“I think the government could have done a lot more to avoid being in this situation in the first place,” Alex Thurston, assistant professor of political science at the University of Cincinnati and an expert on the Sahel, told Al Jazeera. “Curtailing security force abuses would have helped. But, now that the insecurity is so bad, they have limited options vis-a-vis the elections.”
While analysts say the lack of registration, and likely, voting, may be merited in some areas because of the security situation, this scenario may work in favour of the incumbent government.
Opinion polls suggest most in Burkina Faso are dissatisfied with the government’s ability to maintain security – and this is likely to be at its most acute in the areas excluded from voting. “I think the government gains a political advantage by default, but I don’t think Kabore wanted this situation,” Thurston said.
Judd Devermont, director of the Africa Program at the Center for Strategic and International Studies (CSIS), a Washington-based think-tank, said that although there will likely be disillusionment among voters cut out of the democratic process, the new law on voter registration and polling was passed with the opposition’s backing.
“Burkina Faso faces a tough trade-off between democratic practices and legitimate security considerations. There is no right answer, only a question of good or bad process,” Devermont said. “In the case of Burkina Faso, the ruling party and the opposition reached a compromise on the electoral law, resulting in overwhelming support in the legislature. While some civil society have objected, the intraparty consensus is essential.”

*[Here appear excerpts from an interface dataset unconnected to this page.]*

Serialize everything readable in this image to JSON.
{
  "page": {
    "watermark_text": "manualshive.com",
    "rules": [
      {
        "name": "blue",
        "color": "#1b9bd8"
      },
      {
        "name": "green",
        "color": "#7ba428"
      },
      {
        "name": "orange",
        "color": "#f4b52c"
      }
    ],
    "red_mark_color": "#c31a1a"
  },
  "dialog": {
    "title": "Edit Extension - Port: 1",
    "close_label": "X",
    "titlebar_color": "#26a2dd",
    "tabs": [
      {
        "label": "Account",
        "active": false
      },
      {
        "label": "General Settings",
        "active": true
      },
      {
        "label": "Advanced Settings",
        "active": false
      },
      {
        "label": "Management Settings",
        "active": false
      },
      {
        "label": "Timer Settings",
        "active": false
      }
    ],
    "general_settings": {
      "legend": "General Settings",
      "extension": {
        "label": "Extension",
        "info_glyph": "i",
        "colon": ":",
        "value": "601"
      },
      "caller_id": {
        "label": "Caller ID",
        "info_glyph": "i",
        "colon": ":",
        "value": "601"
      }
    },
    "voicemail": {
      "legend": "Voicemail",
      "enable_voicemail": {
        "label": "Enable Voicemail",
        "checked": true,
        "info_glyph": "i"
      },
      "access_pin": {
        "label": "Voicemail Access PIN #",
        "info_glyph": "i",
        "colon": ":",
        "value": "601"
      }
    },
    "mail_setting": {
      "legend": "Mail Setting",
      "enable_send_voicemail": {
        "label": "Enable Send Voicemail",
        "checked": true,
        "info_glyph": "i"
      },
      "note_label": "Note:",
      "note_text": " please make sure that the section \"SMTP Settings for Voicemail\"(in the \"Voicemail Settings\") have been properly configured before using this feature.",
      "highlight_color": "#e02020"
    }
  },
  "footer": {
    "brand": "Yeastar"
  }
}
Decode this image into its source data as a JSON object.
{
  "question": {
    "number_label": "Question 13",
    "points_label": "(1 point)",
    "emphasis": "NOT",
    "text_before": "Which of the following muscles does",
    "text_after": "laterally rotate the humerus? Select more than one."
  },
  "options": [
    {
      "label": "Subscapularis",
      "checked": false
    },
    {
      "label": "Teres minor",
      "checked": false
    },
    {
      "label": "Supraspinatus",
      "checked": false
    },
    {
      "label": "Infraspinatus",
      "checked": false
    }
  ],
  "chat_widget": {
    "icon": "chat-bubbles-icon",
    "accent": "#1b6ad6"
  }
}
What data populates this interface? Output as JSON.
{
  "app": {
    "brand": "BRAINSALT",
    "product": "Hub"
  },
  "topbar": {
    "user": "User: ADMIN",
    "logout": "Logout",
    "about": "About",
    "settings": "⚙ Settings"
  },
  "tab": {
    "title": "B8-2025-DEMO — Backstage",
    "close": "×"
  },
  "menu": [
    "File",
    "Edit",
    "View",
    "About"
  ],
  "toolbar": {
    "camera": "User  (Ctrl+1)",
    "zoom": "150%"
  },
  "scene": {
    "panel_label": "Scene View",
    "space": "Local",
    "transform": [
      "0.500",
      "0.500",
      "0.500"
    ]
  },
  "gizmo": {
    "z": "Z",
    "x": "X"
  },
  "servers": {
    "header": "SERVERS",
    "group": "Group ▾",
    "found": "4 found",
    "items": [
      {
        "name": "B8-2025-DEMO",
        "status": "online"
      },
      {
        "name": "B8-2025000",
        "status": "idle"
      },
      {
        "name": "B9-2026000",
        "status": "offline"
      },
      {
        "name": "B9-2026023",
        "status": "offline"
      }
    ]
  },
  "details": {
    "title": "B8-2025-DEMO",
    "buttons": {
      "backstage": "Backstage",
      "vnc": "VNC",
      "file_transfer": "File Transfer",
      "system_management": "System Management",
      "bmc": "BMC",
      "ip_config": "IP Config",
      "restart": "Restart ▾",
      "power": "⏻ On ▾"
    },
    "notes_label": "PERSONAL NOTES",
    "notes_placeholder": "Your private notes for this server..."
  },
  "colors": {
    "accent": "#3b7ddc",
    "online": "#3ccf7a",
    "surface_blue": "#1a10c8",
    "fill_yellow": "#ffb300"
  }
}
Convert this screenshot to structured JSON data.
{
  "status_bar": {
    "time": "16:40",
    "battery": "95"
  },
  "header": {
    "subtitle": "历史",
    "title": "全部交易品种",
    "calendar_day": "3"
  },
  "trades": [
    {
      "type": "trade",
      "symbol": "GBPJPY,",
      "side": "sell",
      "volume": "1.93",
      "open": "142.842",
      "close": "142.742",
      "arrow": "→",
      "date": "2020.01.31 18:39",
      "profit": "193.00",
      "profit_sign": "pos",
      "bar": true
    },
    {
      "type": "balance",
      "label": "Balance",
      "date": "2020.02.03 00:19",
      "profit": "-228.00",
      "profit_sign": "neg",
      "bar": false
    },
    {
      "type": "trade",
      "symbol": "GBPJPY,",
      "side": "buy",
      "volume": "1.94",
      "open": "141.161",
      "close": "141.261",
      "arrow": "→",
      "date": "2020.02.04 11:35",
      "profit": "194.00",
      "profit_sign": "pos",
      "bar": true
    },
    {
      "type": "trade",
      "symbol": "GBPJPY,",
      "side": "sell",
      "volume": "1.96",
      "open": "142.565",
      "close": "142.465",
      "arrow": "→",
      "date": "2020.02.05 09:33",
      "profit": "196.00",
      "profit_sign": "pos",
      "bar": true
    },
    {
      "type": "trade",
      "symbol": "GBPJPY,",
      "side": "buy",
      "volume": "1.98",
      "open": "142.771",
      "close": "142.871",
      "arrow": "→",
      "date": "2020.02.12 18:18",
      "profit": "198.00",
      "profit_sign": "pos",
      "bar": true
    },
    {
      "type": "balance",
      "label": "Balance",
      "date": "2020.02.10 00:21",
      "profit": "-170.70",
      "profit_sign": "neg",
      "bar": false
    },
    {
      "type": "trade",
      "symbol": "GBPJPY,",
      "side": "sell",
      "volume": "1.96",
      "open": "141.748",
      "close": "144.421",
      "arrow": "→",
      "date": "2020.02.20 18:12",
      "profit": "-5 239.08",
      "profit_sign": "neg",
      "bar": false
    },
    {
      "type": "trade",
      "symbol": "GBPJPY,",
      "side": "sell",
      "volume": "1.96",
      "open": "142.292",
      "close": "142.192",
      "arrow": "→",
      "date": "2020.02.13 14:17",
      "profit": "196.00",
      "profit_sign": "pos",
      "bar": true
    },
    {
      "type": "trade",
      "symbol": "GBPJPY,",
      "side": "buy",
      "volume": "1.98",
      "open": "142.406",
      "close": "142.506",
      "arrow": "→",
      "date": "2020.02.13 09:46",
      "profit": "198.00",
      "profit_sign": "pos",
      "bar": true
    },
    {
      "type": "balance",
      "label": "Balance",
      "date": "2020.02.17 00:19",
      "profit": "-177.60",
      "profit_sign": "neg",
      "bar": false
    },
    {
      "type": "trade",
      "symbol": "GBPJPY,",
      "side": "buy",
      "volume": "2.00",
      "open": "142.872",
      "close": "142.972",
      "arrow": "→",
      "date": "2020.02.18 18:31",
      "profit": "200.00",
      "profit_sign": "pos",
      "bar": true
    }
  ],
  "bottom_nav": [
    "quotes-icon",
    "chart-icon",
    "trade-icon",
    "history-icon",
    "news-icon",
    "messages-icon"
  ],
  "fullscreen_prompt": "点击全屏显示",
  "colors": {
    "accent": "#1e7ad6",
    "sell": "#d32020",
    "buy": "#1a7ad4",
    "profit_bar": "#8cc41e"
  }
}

The worry is, those objections might play into the hands of “terrorists” and other armed groups. “The absence of voting in as many as five of Burkina Faso’s 13 regions will increase the grievances of many Burkinabe in the affected areas and may provide more fodder for recruitment by extremist groups,” Devermont added.
However those in Burkina Faso react to the outcome of the election, Thurston said the international community will likely accept the result, regardless.
“The international community tends to see Sahelian elections as less consequential than elections elsewhere. Implementing an institutional framework for democracy is just not a high priority for them right now. They’re more focused on countering terror,” he said.
“Even if substantial swaths of the population can’t vote; even if the displaced can’t vote; even if there are real irregularities and issues, I think France, the United States, ECOWAS [the west African political bloc] and others will accept the result,” added Thurston. “Domestically though, it’s harder to say.”
As for Dicko, he is not only concerned by the lack of democratic process in his commune. He also fears for the lives of the people there, not just because of “terrorists”, but also the Burkina Faso Defense and Security Forces (FDS).
He claims that both “terrorists” and the FDS have killed innocent people in the commune. Al Jazeera has been unable to verify these claims, although the FDS is reported to have carried out extrajudicial killings in areas around Dicko’s commune by human rights groups.
“I want the government to change its way of managing things,” Dicko said. “What is said by politicians in the city is not done in the villages.”